“I get the sense that when an organisation has represented the residents on the property, the experience for the resident appears to be much better, but that of individual residents is very much the feedback – that it feels like a battle on every single point. That won’t be the case for everybody, but it is for a significant group of people. Work needs to be done to address that.”
83 properties had to be vacated for repairs to be carried out following the Queens Drive burst. According to Thames, 52 homes have now been repaired with their residents rehomed, while 19 households remain in alternative accommodation, with 12 impacted families having moved on from Queens Drive.
Thames Water shared plans with the committee to reduce leakages by 20 per cent within five years, as well as a 70 per cent reduction in interruptions to customers’ supplies within that time.
Responding to the resident feedback presented by Cllr Potter, Thames operations director Steve Spencer said that it “was never our intention for people to have that difficulty,” pledging that the company would speak with and give help to each affected case having received details from the councillor.
Spencer said: “It has been incredibly difficult for the residents. We have and still have a dedicated team working with the residents. We haven’t walked away, the same people are available.
“Obviously all the snagging we want to understand, and they will be around to try and deal with all that snagging. The feedback is clearly something we need to take on board.”
There are 68km of trunk main in Hackney, of which 60 per cent date back to the Victorian era.
Following last year’s burst, the company told councillors that its incident management response has now been improved, with direct relationships now built with the borough, and a team of dedicated emergency planners now on call who would be able to swing into action when bursts occur.
It is understood there are two large risk areas for Hackney from Thames’ point of view, Queens Drive and Seven Sisters, with work now commencing on both sites to re-line sections of Victorian cast-iron pipe.
A donation of £10,000 as a goodwill gesture has also been made by Thames Water to the council for the separate 2018 Lea Bridge flood, which will be split equally between Hackney Food Bank and a local playgroup in the ward hit by the floods.
Spencer added: “We have not seen many trunk main bursts on the scale that we saw in Queens Drive in our history. We have seen two occasions of a similar size since, the first outside Southwark tube station and the second on Staples Corner on the North Circular.
“In both cases, we were able to enact our new incident and response structures. We were able to respond quicker, and isolate the main very quickly. At Staples Corner it was in three minutes, it was fully isolated and people were back in water. At the Southwark burst, the London Fire Brigade said it was the best response they had seen from Thames Water on any large mains burst.
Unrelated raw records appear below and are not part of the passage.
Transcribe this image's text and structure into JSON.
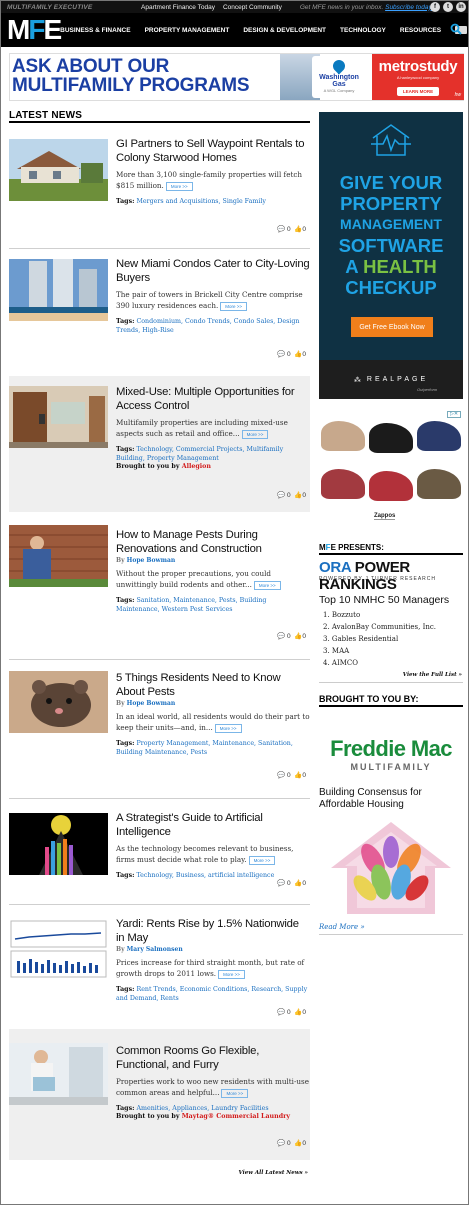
{
  "top_strip": {
    "brand": "MULTIFAMILY EXECUTIVE",
    "links": [
      "Apartment Finance Today",
      "Concept Community"
    ],
    "promo_text": "Get MFE news in your inbox.",
    "promo_link": "Subscribe today!"
  },
  "nav": {
    "logo_m": "M",
    "logo_f": "F",
    "logo_e": "E",
    "items": [
      "BUSINESS & FINANCE",
      "PROPERTY MANAGEMENT",
      "DESIGN & DEVELOPMENT",
      "TECHNOLOGY",
      "RESOURCES"
    ]
  },
  "banner_ad": {
    "line1": "ASK ABOUT OUR",
    "line2": "MULTIFAMILY PROGRAMS",
    "wg_name_1": "Washington",
    "wg_name_2": "Gas",
    "wg_small": "A WGL Company",
    "metro_brand": "metrostudy",
    "metro_sub": "A hanleywood company",
    "metro_button": "LEARN MORE",
    "metro_corner": "hw"
  },
  "latest": {
    "heading": "LATEST NEWS",
    "more_label": "More >>",
    "view_all": "View All Latest News »",
    "articles": [
      {
        "title": "GI Partners to Sell Waypoint Rentals to Colony Starwood Homes",
        "byline_prefix": "",
        "author": "",
        "summary": "More than 3,100 single-family properties will fetch $815 million.",
        "tags_label": "Tags:",
        "tags": "Mergers and Acquisitions, Single Family",
        "brought_prefix": "",
        "brought_sponsor": "",
        "comments": "0",
        "likes": "0"
      },
      {
        "title": "New Miami Condos Cater to City-Loving Buyers",
        "byline_prefix": "",
        "author": "",
        "summary": "The pair of towers in Brickell City Centre comprise 390 luxury residences each.",
        "tags_label": "Tags:",
        "tags": "Condominium, Condo Trends, Condo Sales, Design Trends, High-Rise",
        "brought_prefix": "",
        "brought_sponsor": "",
        "comments": "0",
        "likes": "0"
      },
      {
        "title": "Mixed-Use: Multiple Opportunities for Access Control",
        "byline_prefix": "",
        "author": "",
        "summary": "Multifamily properties are including mixed-use aspects such as retail and office...",
        "tags_label": "Tags:",
        "tags": "Technology, Commercial Projects, Multifamily Building, Property Management",
        "brought_prefix": "Brought to you by",
        "brought_sponsor": "Allegion",
        "comments": "0",
        "likes": "0"
      },
      {
        "title": "How to Manage Pests During Renovations and Construction",
        "byline_prefix": "By",
        "author": "Hope Bowman",
        "summary": "Without the proper precautions, you could unwittingly build rodents and other...",
        "tags_label": "Tags:",
        "tags": "Sanitation, Maintenance, Pests, Building Maintenance, Western Pest Services",
        "brought_prefix": "",
        "brought_sponsor": "",
        "comments": "0",
        "likes": "0"
      },
      {
        "title": "5 Things Residents Need to Know About Pests",
        "byline_prefix": "By",
        "author": "Hope Bowman",
        "summary": "In an ideal world, all residents would do their part to keep their units—and, in...",
        "tags_label": "Tags:",
        "tags": "Property Management, Maintenance, Sanitation, Building Maintenance, Pests",
        "brought_prefix": "",
        "brought_sponsor": "",
        "comments": "0",
        "likes": "0"
      },
      {
        "title": "A Strategist's Guide to Artificial Intelligence",
        "byline_prefix": "",
        "author": "",
        "summary": "As the technology becomes relevant to business, firms must decide what role to play.",
        "tags_label": "Tags:",
        "tags": "Technology, Business, artificial intelligence",
        "brought_prefix": "",
        "brought_sponsor": "",
        "comments": "0",
        "likes": "0"
      },
      {
        "title": "Yardi: Rents Rise by 1.5% Nationwide in May",
        "byline_prefix": "By",
        "author": "Mary Salmonsen",
        "summary": "Prices increase for third straight month, but rate of growth drops to 2011 lows.",
        "tags_label": "Tags:",
        "tags": "Rent Trends, Economic Conditions, Research, Supply and Demand, Rents",
        "brought_prefix": "",
        "brought_sponsor": "",
        "comments": "0",
        "likes": "0"
      },
      {
        "title": "Common Rooms Go Flexible, Functional, and Furry",
        "byline_prefix": "",
        "author": "",
        "summary": "Properties work to woo new residents with multi-use common areas and helpful...",
        "tags_label": "Tags:",
        "tags": "Amenities, Appliances, Laundry Facilities",
        "brought_prefix": "Brought to you by",
        "brought_sponsor": "Maytag® Commercial Laundry",
        "comments": "0",
        "likes": "0"
      }
    ]
  },
  "sidebar": {
    "ad_tall": {
      "line1": "GIVE YOUR",
      "line2": "PROPERTY",
      "line3": "MANAGEMENT",
      "line4": "SOFTWARE",
      "line5_a": "A ",
      "line5_b": "HEALTH",
      "line6": "CHECKUP",
      "cta": "Get Free Ebook Now",
      "brand": "REALPAGE",
      "tagline": "Outperform"
    },
    "shoes_ad": {
      "brand": "Zappos"
    },
    "presents": {
      "heading_m": "M",
      "heading_f": "F",
      "heading_e": "E",
      "heading_rest": " PRESENTS:",
      "ora_o": "ORA",
      "ora_rest": " POWER RANKINGS",
      "ora_sub": "POWERED BY J TURNER RESEARCH",
      "rank_title": "Top 10 NMHC 50 Managers",
      "rank_items": [
        "1. Bozzuto",
        "2. AvalonBay Communities, Inc.",
        "3. Gables Residential",
        "3. MAA",
        "4. AIMCO"
      ],
      "full_list": "View the Full List »"
    },
    "brought": {
      "heading": "BROUGHT TO YOU BY:",
      "fm_title": "Freddie Mac",
      "fm_sub": "MULTIFAMILY",
      "consensus": "Building Consensus for Affordable Housing",
      "read_more": "Read More »"
    }
  },
  "colors": {
    "accent_blue": "#1aa0e0",
    "link_blue": "#1a6fc0",
    "ad_navy": "#0f3143",
    "cta_orange": "#f07f1b",
    "freddie_green": "#1a8c3c"
  }
}
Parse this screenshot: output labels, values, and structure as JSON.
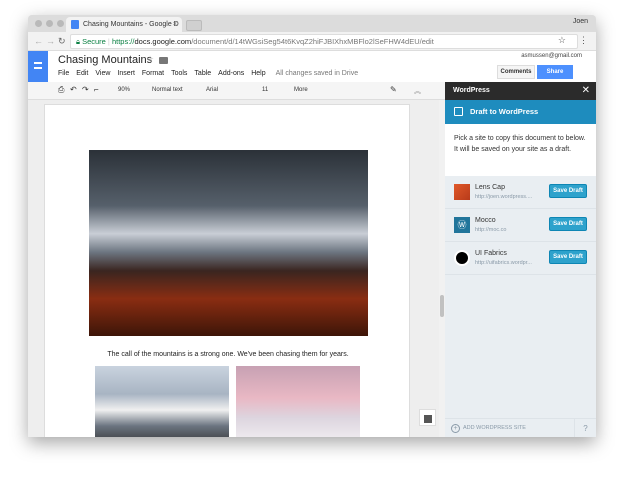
{
  "browser": {
    "tab_title": "Chasing Mountains - Google D",
    "user": "Joen",
    "secure_label": "Secure",
    "url_scheme": "https://",
    "url_host": "docs.google.com",
    "url_path": "/document/d/14tWGsiSeg54t6KvqZ2hiFJBIXhxMBFlo2lSeFHW4dEU/edit"
  },
  "doc": {
    "title": "Chasing Mountains",
    "menus": [
      "File",
      "Edit",
      "View",
      "Insert",
      "Format",
      "Tools",
      "Table",
      "Add-ons",
      "Help"
    ],
    "save_status": "All changes saved in Drive",
    "email": "asmussen@gmail.com",
    "comments_label": "Comments",
    "share_label": "Share",
    "toolbar": {
      "zoom": "90%",
      "style": "Normal text",
      "font": "Arial",
      "size": "11",
      "more": "More"
    },
    "caption": "The call of the mountains is a strong one. We've been chasing them for years."
  },
  "panel": {
    "title": "WordPress",
    "banner": "Draft to WordPress",
    "description": "Pick a site to copy this document to below. It will be saved on your site as a draft.",
    "sites": [
      {
        "name": "Lens Cap",
        "url": "http://joen.wordpress....",
        "button": "Save Draft"
      },
      {
        "name": "Mocco",
        "url": "http://moc.co",
        "button": "Save Draft"
      },
      {
        "name": "UI Fabrics",
        "url": "http://uifabrics.wordpr...",
        "button": "Save Draft"
      }
    ],
    "add_site": "ADD WORDPRESS SITE"
  },
  "colors": {
    "wp_blue": "#1e8cbe",
    "button_blue": "#2ea2cc",
    "share_blue": "#4d90fe",
    "docs_blue": "#4285f4"
  }
}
“I’m never going to say we are perfect, there are still things that we have got to learn and improve. We’ll always be striving to get better and better and respond, but with the two bursts we have had since, there have been improvements. We would also like to build the relationships we have done with Hackney with other boroughs in London.”